8 May 2009
I am writing this on a high speed train from Madrid to Sevilla (AVS), watching the rolling flatness of central Spain speed by.
In one evening, we were able to see Picasso's Guernica, Dali's The Great Masturbator, Lumiere's Employees Leaving a Factory (1896), Velazquez' Self Portrait with the Meninas of Felix II, Durer's Portrait of the unknown man and Hieronymus Bosch's Garden of Earthly Delights and the Haywain. That must amount to something.
I finally concede that there is a difference to looking at a great work of art in a book or even a high def image to standing in front of the real thing. Contemplating the Guernica- there is so much in the painting that just doesn't register in a reproduction, especially gray on gray. The delicate and harsh brush strokes of Dali need to be looked at with your nose at a distance of six inches from the naughty bits. So up yours- Baudrillard and Walter Benjamin!

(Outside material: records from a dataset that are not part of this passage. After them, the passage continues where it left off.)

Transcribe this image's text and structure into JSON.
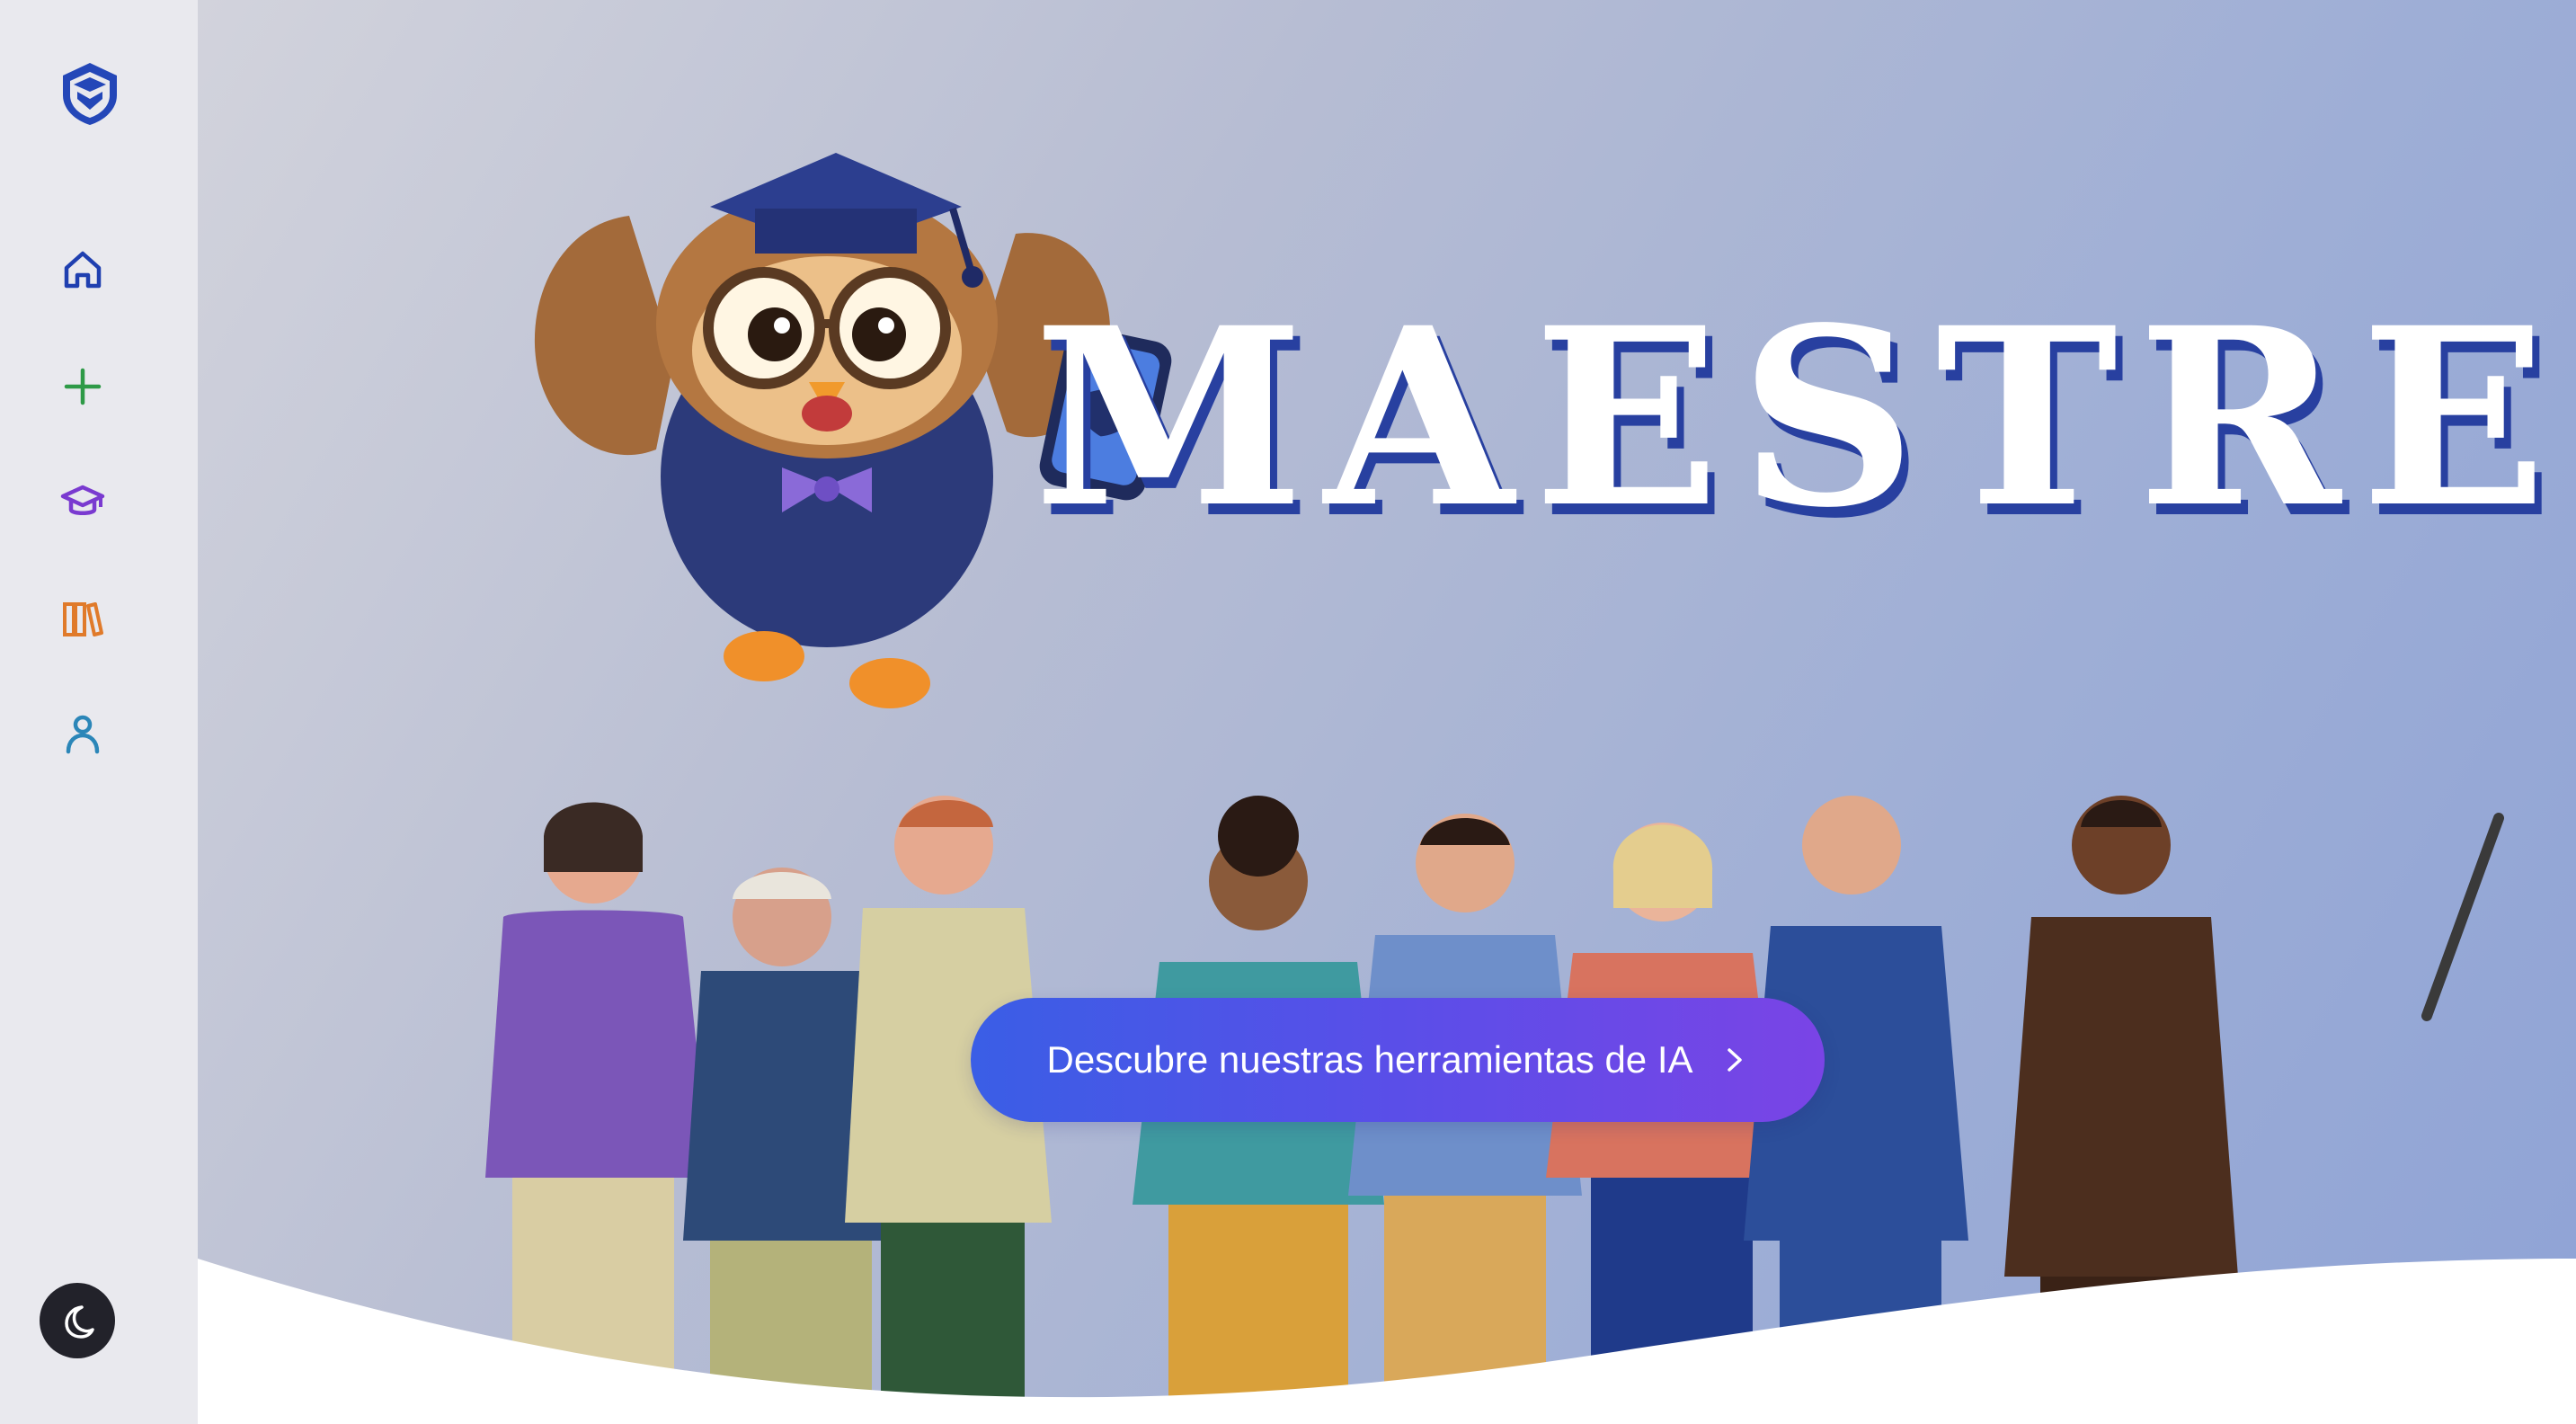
{
  "brand": {
    "title": "MAESTRE"
  },
  "hero": {
    "cta_label": "Descubre nuestras herramientas de IA"
  },
  "sidebar": {
    "items": [
      {
        "name": "home",
        "icon": "home-icon",
        "color": "#1f3fb0"
      },
      {
        "name": "create",
        "icon": "plus-icon",
        "color": "#2e9a47"
      },
      {
        "name": "courses",
        "icon": "graduation-cap-icon",
        "color": "#7a3ad0"
      },
      {
        "name": "library",
        "icon": "books-icon",
        "color": "#e07a2a"
      },
      {
        "name": "profile",
        "icon": "user-icon",
        "color": "#2b86b8"
      }
    ],
    "theme_toggle_icon": "moon-icon"
  },
  "colors": {
    "accent_blue": "#3a5ee6",
    "accent_purple": "#7a44e6",
    "brand_shadow": "#2840a0"
  }
}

The Museum of Reina Sophia has a series of photographs of Picasso's painting in various stages of completion, and the many morphs it went through, fascinating. As are the several paintings called Postscripts to Guernica. Picasso's Hombre with Goat is also a delight leading to a wistful wish- the Great Hombre himself should have made more sculptures. The twisting goat about to spring out of the man's grasp (who holds the beast almost in a wrestlers grip) is reminiscent of the twisting Laocoon.
Nothing quite beats taking the long(ish) walk from the Atocha past the Botanical Gardens and reaching the Prado to find that the entry was Gratuitas.
Our gracious landlady at the Hostal Luz is surely the reason the late Wren and the equally deceased Martin added 'onomatopoeia' in their chapter on Figures of Speech in their unlamented text on Grammar. She spoke no English and made up for it, quite successfully communicating in a mixture of machine gun Castillian and a wide variety of sound effects (Phut-pht-pht-pht!! bole to turn right)